[The task]
Say how many lines of the data below have the word "fields" in them. Add nothing else.

[Records supplied]

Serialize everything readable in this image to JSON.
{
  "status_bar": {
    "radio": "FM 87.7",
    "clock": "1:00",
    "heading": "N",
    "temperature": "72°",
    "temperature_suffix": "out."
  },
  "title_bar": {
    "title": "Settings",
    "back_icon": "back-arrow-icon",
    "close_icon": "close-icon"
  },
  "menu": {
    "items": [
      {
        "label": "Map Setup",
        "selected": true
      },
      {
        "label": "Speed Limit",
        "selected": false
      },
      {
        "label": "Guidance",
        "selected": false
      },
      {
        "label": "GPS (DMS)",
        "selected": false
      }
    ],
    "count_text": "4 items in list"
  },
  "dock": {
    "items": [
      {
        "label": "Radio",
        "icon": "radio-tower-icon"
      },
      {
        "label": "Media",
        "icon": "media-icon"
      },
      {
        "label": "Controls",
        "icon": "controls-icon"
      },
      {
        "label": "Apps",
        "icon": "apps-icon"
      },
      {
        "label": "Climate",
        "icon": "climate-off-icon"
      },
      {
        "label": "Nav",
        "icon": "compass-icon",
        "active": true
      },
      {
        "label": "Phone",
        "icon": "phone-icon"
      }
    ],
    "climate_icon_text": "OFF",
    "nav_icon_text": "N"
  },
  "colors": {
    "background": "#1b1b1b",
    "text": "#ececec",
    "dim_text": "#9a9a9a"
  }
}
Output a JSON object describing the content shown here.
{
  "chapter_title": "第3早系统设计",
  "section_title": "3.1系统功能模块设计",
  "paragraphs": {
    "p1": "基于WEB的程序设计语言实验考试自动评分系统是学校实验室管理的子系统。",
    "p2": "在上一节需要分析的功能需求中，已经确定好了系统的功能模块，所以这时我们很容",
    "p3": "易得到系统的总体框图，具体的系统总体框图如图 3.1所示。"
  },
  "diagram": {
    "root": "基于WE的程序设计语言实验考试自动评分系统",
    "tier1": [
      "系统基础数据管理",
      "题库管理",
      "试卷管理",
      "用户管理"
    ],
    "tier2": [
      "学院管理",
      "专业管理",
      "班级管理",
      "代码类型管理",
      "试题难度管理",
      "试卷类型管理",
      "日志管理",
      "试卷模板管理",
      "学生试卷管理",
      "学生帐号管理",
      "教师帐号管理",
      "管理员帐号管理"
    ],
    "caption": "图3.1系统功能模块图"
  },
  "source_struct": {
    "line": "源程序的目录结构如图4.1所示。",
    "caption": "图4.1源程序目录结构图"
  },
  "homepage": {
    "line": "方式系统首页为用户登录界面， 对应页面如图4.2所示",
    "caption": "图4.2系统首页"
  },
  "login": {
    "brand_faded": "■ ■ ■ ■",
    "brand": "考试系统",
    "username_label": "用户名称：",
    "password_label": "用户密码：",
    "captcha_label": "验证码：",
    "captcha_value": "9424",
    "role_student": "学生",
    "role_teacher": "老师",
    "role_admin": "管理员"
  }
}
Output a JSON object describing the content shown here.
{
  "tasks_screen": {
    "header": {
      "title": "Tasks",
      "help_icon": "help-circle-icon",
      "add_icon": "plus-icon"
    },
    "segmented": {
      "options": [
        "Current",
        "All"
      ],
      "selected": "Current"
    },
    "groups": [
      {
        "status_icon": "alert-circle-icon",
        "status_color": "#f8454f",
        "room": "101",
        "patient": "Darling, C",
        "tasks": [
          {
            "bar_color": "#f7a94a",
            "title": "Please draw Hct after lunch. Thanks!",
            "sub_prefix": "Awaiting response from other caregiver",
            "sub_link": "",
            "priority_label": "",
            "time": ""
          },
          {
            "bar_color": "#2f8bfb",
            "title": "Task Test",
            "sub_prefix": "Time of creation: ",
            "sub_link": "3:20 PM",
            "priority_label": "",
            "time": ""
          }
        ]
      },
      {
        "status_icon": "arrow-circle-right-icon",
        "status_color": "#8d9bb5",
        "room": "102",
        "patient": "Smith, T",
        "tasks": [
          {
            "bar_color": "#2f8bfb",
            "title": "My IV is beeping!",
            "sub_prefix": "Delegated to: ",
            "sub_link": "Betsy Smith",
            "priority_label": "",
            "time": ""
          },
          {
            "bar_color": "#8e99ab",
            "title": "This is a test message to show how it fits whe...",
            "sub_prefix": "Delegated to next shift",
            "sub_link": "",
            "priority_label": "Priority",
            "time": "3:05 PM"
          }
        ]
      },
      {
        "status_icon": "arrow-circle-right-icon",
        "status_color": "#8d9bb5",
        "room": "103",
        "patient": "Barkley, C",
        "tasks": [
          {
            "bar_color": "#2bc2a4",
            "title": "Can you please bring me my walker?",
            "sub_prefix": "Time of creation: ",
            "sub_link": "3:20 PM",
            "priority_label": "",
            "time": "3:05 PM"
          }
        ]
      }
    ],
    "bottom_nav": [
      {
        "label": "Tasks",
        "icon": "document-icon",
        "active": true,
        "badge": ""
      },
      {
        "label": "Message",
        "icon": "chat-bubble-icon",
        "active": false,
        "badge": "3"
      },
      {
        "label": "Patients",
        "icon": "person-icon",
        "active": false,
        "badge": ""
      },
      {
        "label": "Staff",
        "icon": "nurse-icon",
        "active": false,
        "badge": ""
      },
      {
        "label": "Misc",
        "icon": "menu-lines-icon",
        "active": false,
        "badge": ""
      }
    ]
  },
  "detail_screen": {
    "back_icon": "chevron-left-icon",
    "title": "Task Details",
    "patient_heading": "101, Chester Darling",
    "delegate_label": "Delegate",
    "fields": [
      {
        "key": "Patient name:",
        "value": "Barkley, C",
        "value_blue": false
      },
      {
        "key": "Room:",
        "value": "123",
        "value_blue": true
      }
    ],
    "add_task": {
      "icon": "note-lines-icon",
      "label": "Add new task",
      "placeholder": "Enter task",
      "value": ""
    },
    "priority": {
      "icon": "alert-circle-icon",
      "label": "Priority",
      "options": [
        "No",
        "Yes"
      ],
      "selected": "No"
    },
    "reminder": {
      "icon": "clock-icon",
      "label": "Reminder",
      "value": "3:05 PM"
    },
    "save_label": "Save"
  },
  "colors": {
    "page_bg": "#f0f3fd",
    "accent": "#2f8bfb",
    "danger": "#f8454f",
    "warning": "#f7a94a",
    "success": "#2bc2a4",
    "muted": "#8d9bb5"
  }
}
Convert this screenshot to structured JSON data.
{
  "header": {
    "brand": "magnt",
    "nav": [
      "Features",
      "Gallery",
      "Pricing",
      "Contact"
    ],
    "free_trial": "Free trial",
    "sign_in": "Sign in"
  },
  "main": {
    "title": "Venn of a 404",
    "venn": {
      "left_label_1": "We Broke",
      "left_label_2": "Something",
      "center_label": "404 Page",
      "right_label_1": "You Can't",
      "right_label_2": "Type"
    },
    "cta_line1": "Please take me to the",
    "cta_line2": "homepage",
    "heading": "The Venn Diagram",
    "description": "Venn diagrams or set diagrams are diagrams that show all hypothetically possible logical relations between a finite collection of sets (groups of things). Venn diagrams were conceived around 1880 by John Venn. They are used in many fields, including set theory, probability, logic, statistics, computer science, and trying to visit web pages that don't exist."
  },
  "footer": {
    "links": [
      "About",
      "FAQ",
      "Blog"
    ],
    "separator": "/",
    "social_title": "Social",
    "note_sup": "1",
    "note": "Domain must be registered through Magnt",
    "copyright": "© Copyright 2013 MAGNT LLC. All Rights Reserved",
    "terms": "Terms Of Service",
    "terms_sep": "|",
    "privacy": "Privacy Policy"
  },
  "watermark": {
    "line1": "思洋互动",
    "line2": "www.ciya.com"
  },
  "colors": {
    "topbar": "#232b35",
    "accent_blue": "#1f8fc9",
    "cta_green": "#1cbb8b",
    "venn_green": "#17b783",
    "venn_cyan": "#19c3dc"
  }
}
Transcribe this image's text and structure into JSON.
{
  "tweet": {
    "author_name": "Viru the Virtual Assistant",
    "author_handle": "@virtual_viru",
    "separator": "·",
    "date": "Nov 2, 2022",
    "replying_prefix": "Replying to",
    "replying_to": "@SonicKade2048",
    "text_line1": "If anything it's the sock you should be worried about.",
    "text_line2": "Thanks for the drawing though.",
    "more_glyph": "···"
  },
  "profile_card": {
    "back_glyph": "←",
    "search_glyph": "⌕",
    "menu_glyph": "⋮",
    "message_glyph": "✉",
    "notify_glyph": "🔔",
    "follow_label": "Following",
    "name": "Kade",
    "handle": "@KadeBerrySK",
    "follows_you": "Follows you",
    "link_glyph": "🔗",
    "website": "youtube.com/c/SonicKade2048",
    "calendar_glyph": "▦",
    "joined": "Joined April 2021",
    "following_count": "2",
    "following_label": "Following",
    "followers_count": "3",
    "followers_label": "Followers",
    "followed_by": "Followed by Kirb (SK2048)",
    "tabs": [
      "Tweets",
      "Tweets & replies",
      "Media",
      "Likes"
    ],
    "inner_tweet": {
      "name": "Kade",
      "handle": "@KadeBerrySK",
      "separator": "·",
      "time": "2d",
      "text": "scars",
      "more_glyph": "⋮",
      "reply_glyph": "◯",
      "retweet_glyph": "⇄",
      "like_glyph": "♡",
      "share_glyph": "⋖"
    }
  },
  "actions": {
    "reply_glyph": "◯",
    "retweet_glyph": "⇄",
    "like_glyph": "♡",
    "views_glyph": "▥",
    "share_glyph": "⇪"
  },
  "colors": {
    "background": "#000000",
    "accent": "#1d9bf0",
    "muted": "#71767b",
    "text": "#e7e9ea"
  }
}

[Answer box]
2